Arch Intern Med (Chic). 1911;VII(6):754-784. doi:10.1001/archinte.1911.00060060036002

INTRODUCTION  The subject of intra-abdominal pressure falls naturally under four heads, namely:

  1. Pressure on solid viscera (liver, kidney, spleen), which cannot be other than that existing in the free peritoneal cavity.

  2. Pressures within hollow viscera; which have been fairly established under a variety of conditions, and may be wholly independent of the pressure in the abdominal cavity.

  3. Pressures within blood and lymph spaces which have been accurately determined, and are modified by the pressure in the abdominal cavity.

  4. Pressures within the peritoneal space proper.
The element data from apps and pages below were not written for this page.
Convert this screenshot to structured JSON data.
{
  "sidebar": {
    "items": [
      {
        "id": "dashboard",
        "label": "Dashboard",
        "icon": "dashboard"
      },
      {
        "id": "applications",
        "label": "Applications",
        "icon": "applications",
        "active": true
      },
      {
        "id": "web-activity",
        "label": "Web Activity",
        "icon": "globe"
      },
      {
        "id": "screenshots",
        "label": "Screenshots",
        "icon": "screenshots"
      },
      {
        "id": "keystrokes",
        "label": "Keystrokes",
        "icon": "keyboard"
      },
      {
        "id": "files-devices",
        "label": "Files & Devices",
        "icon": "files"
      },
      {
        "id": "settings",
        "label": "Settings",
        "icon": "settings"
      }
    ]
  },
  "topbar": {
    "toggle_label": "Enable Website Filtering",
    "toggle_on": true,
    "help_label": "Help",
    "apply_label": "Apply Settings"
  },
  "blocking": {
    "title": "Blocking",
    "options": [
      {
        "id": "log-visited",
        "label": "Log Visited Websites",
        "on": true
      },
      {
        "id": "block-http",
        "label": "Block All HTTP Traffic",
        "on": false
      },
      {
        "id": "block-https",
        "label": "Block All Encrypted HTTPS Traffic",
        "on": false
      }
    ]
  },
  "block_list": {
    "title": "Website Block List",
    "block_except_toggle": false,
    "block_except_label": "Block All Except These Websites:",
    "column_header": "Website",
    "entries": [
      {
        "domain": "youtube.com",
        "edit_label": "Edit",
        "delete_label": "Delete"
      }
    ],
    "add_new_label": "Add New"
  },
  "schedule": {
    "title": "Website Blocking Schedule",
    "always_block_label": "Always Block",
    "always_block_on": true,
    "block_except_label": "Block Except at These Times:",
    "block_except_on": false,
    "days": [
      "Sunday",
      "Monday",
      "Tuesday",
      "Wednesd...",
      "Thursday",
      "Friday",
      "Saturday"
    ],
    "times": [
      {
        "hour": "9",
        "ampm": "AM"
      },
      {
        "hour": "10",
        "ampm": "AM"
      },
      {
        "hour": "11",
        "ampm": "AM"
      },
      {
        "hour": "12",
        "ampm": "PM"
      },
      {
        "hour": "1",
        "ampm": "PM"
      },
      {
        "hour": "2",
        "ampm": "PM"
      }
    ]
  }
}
Except in so far as the pressures within the hollow viscera and the blood-vessels affect or are affected by the intraperitoneal pressure proper, they will not be treated of in this study. The pressures on the viscera must be identical with the pressure conditions of the cavity within which they are exposed wholly or in part, except where there is